You obviously can't be in five places at once. What rules of the road can you apply from your secular past to make things go smoothly for your audio volunteers?
I learned a bunch of stuff about setup from touring days that makes it easier for them. First of all, I design all of our portable systems so that they're all volunteer-friendly. The Blue Oaks system is five racks that line up right next to each other. There is one cable each: daisy-chained and color-coded. I designed the system to be completely set up in about 30 minutes. The crew can just grab the cable and lock it into place. That's a full concert touring system. We do recall on all of our mixing consoles. It's a starting default for us and for all of our volunteers. We create a show file on the console that is pretty much dialed in, so all the audio crews have to do is set the gain to a predetermined level and turn the fader to zero. Everything should be pretty dang close to mixing. That way they don't have to start every week from scratch and re-fade this grand and glorious thing we're expecting. Ninety-eight percent of the work is done for them on the console.
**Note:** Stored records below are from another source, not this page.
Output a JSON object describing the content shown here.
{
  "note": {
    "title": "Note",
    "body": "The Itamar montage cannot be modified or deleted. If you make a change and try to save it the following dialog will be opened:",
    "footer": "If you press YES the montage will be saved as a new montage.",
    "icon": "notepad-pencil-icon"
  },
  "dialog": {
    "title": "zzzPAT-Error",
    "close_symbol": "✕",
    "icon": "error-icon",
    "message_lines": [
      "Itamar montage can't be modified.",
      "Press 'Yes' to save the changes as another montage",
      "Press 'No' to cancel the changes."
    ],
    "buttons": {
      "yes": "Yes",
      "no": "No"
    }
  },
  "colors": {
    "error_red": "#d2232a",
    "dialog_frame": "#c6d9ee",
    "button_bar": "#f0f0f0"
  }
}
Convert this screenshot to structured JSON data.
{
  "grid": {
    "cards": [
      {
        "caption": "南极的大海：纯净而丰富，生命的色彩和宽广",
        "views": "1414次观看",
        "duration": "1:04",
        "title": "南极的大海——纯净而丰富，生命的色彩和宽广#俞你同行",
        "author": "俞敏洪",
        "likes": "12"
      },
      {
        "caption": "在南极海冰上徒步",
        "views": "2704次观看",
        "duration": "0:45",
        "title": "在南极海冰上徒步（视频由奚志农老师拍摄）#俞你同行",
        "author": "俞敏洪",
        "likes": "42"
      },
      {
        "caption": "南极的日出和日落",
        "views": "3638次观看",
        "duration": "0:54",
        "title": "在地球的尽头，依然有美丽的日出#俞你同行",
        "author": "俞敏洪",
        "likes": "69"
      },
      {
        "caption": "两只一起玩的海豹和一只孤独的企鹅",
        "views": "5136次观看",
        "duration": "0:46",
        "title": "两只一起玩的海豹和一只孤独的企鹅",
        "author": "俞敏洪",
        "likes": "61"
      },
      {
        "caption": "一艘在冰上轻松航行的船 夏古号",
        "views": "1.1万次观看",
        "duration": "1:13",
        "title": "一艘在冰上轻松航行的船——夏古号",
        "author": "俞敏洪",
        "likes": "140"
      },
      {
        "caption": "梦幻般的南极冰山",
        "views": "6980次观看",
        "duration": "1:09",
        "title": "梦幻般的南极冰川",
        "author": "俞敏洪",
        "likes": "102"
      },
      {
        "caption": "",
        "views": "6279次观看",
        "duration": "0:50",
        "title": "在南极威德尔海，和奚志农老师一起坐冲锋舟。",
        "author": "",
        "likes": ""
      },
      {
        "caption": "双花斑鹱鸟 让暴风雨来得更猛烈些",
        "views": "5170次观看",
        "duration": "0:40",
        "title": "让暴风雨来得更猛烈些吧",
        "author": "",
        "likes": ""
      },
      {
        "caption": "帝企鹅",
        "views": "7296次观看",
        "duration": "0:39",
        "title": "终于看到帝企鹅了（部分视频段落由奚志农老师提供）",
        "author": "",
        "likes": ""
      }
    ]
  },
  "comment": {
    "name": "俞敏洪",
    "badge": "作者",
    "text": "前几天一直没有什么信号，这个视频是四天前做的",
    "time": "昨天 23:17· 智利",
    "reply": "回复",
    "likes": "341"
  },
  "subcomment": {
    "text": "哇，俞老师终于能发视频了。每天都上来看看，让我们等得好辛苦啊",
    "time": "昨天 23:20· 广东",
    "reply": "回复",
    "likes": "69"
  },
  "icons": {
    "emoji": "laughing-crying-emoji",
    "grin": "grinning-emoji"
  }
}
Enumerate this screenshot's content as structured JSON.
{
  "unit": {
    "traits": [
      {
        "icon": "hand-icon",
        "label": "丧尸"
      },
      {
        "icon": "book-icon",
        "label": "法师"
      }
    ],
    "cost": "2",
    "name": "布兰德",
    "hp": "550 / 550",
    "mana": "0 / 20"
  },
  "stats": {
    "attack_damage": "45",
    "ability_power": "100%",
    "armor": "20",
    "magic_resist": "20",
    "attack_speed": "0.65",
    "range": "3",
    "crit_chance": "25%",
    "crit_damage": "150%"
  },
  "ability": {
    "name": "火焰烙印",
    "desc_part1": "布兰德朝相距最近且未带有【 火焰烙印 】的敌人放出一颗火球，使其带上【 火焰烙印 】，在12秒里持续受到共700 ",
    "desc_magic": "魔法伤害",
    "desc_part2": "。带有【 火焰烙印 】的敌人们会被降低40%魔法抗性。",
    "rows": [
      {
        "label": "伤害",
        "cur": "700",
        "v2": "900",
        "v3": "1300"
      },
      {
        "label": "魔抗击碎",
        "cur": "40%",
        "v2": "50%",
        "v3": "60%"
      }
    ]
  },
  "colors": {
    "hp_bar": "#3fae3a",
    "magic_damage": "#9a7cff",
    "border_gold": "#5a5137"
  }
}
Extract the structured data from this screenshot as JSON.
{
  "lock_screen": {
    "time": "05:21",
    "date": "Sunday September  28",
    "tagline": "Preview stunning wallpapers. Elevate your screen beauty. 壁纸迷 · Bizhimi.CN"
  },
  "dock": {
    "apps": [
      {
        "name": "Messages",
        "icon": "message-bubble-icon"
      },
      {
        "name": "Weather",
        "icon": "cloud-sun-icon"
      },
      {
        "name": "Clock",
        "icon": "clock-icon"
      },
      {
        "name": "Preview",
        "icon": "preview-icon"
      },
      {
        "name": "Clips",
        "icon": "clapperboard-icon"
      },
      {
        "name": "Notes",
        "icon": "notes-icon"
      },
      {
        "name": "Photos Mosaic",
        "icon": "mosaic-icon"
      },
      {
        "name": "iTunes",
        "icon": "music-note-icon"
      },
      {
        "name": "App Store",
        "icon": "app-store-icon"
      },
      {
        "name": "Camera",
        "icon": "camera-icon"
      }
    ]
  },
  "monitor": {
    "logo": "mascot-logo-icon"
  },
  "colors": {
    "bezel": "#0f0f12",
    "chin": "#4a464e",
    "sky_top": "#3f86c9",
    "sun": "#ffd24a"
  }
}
What's the most typical problem you encounter?
Sometimes the patching is wrong. Maybe the snake is upside down and they'll patch the wrong input. Sometimes the amp will be on the wrong setting. They're almost always connectivity issues that are easy to troubleshoot and resolve.
How about frequency coordination and interference?
We've had trouble finding open frequencies during the week but not on weekends. A couple of years ago, we did a big Christmas service at our Granite Bay campus and had something like 60 channels of wireless. Our drum kit was all wireless, the drum line was wireless, the guitars, all the vocals, of course, and everyone was on PSM®
systems. We used the Shure Wireless Workbench®
software, and it was really helpful. We didn't have any problems at all during the show.
It's hard not to notice that all of your mics and all of your personal monitor systems are Shure.
That's true. I've always been a Shure guy. I just love their stuff. The SM58®
will be around forever. The last two artists I've worked with, BarlowGirl and Lincoln Brewster, exclusively used Shure gear. (Editor's note: Lincoln Brewster is a Shure endorser.)
Any advice for the six-year-old out there who may have the same career aspirations that you did?
For all you six-year-olds and beyond out there, never give up on your dream! Try to find great audio engineers out there, and lock onto them like a leech! Watch every award show and concert you can, and look how they mic all the different types of gear and do their stage transitions. Listen to as many different types of music that you can, and start memorizing instrument sounds that you like, then try to re-create those sounds the next time you are able to mix something. Also to be a great audio engineer, I think you should know what every instrument on stage sounds like naturally before you even mic it up. This will give you a good understanding on what good tone sounds like. I guess my final piece of advice would be never be afraid of a little hard work, and never stop learning! Remember, this isn't going to happen overnight. It's going to take a lot of practicing and hard work to hone your skills. Get in there, and make it happen.